Freaks Extremely Rare Original 1932 Photo Of Movie Theater Marquee For Freaks
Freaks Extremely Rare Original 1932 Photo Of Movie Theater Marquee For Freaks
Freaks Extremely Rare Original 1932 Photo Of Movie Theater Marquee For Freaks
Freaks Extremely Rare Original 1932 Photo Of Movie Theater Marquee For Freaks

Freaks Extremely Rare Original 1932 Photo Of Movie Theater Marquee For Freaks

Here is an extremely rare early vintage original 1932 8" by 10" photo of a movie theater marquee for the 1932 cult classic Freaks. Photo from Peerless Photo Service, which online searches indicate only existed in the early and mid-1930s. Peerless seemed to specialize in photos of movie theater marquees showing current movies. Please see my other current listing for an original 1930s Peerless Freaks photo s.

An extremely rare photo from one of the most famous and disturbing movies ever made. Freaks (also re-released as Forbidden Love and Natures Mistakes), is a 1932 American pre-Code horror film produced and directed by Tod Browning, and starring Wallace Ford, Leila Hyams, Olga Baclanova and Roscoe Ates. It follows a trapeze artist who joins a group of carnival sideshow performers with a plan to seduce and murder a dwarf in the troupe to gain his inheritance, but her plot proves to have dangerous consequences. The film is based on elements from the short story "Spurs" by Tod Robbins. Filmed in Los Angeles in the fall of 1931, some employees at MGM were uneased by the presence of the actors portraying the "freaks" on set, and, other than the so-called more normal looking "freaks", the Siamese twins and the Earles, the performers were not allowed to be on the studio lot, relegated instead to a specially-built tent. The film had test screenings in January 1932, with many of the audience response being harsh, finding the film as too grotesque. In response to this, MGM executive Irving Thalberg, without consent of director Browning, edited the original 90-minute feature, which was significantly cut, with additional alternate footage incorporated to help increase the running time. The final abridged cut of the film, released in February 1932, was 64 minutes; the original version no longer exists. However the film was shown it its original entireity when it made its world premier at the Fox Theatre in San Diego, California, which advertised it was the only venue where the film could be seen in its original entirety, where it had a successful in-house run. Despite the cuts made to the film, Freaks still garnered notice for the portrayal of its eponymous characters by people who worked as sideshow performers and had real disabilities. These cast members included dwarf siblings Harry and Daisy Earles; Johnny Eck, who had sacral agenenis; the conjoined twin sisters Daisy and Violet Hilton; and Schlitzie, a man with microcephaly. Because of its controversial content, the film was banned in the United Kingdom for over 30 years, and was labelled as "brutal and grotesque" in Canada. Though it received critical backlash and was a box-office failure upon initial release, Freaks was subject to public and critical reappraisal in the 1960s, as a long forgotten Hollywood classic, particularly in Europe, and was screened at the 1962 Venice Film Festival. In retrospect, numerous film critics have suggested that the film presents a starkly sympathetic portrait of its sideshow characters rather than an exploitative one, with Andrew Sarris declaring Freaks one of the "most compassionate" films ever made.

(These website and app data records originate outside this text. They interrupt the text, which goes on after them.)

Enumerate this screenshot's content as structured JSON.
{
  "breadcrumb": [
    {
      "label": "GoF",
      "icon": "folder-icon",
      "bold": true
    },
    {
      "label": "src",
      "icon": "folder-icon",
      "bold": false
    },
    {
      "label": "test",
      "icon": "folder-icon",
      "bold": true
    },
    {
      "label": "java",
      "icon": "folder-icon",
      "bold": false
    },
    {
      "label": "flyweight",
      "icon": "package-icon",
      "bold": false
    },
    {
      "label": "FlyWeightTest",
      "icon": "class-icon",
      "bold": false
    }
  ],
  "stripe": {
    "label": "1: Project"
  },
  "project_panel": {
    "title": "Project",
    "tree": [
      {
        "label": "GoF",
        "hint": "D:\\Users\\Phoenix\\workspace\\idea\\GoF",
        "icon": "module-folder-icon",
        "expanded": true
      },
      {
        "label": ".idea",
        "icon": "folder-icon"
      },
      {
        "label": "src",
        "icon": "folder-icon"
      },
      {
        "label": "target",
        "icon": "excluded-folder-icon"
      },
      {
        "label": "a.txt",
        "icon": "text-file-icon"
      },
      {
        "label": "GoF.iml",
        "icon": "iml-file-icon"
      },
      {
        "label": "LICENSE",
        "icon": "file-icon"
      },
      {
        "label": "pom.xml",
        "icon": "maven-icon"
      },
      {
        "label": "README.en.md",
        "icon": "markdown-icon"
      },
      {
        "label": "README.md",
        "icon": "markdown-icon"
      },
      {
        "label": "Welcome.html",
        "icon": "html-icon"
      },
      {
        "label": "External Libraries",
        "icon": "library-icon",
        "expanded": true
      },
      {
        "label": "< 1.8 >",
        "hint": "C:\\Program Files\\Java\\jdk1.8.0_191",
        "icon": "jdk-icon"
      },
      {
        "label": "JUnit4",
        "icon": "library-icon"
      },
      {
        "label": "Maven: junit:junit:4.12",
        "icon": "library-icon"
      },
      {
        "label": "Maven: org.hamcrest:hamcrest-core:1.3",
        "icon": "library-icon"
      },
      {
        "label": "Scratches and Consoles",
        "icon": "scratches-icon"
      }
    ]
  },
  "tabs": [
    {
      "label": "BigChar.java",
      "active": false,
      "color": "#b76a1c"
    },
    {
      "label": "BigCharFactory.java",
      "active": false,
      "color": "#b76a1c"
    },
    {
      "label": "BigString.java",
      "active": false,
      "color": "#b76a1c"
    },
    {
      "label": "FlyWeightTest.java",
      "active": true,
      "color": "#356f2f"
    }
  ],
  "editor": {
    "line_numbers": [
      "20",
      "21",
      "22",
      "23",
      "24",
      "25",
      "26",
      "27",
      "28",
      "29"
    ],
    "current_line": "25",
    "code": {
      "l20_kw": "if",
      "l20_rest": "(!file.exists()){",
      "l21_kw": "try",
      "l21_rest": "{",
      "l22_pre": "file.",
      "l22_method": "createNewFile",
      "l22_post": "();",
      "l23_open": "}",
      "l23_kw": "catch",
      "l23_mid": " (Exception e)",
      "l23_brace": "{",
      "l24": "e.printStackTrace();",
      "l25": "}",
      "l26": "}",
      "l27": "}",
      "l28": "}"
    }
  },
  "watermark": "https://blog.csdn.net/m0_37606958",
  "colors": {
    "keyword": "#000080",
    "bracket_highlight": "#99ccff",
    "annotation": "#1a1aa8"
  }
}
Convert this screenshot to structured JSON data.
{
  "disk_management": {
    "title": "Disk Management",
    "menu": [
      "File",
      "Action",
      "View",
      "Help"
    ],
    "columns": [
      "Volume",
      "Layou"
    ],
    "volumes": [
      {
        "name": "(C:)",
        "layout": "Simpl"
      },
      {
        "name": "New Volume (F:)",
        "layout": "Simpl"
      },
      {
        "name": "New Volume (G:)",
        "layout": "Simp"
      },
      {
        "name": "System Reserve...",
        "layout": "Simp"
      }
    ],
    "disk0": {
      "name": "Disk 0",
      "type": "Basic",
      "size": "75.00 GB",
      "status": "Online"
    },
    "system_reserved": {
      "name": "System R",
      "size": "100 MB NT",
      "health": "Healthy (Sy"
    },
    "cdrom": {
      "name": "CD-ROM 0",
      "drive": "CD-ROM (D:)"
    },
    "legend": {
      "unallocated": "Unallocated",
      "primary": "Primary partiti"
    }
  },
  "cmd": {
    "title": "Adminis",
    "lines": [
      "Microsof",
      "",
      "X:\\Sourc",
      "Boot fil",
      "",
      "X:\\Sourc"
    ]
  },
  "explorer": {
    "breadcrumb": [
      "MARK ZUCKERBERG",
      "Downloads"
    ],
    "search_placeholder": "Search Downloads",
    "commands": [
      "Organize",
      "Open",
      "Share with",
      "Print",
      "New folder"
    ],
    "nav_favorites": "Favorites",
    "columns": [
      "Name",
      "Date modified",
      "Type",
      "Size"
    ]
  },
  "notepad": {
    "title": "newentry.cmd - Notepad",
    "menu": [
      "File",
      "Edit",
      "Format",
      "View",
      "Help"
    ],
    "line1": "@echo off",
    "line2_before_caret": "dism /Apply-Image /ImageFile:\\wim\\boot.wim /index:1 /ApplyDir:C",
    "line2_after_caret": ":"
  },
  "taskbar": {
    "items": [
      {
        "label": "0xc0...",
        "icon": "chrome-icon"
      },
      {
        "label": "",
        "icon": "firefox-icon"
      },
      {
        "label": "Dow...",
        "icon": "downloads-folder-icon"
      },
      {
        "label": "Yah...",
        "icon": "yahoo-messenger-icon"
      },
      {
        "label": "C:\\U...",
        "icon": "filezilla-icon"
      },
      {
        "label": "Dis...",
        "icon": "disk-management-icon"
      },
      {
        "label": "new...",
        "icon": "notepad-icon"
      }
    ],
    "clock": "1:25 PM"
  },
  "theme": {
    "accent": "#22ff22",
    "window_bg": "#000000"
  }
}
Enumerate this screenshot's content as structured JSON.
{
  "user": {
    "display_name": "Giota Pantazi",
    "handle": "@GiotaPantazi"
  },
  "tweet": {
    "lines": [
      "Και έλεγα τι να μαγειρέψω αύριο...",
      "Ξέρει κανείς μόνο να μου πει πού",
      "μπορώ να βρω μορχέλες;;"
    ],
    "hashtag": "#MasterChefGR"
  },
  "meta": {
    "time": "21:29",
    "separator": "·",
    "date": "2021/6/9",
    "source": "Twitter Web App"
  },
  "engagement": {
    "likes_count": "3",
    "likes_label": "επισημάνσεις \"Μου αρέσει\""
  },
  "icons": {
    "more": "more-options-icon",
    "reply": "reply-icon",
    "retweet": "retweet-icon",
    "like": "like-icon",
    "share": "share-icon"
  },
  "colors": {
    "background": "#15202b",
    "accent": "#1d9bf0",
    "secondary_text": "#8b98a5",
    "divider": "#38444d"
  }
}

Nonetheless, critics have continued to take note of the film's horror elements; in 2009, Joe Morgenstern proclaimed that Freaks contains some of the most terrifying scenes in film history. Film scholars have interpreted the film as a metaphor for class conflict, reflecting the Great Depression, and it has been studied for its portrayal of people with disabilities, with theorists arguing that it presents an anti-eugenics message. The film has been highly influential, now considered a cult classic that it was selected for preservation by the United States National Film Registry, in 1994 which seeks to preserves films that are classified "culturally, historically, or aesthetically significant". The item "Freaks Extremely Rare Original 1932 Photo Of Movie Theater Marquee For Freaks" is in sale since Sunday, May 9, 2021.

This item is in the category "Entertainment Memorabilia\Movie Memorabilia\Photographs\Pre-1940\Black & White". The seller is "pengang" and is located in Marietta, Georgia. This item can be shipped worldwide.
Freaks Extremely Rare Original 1932 Photo Of Movie Theater Marquee For Freaks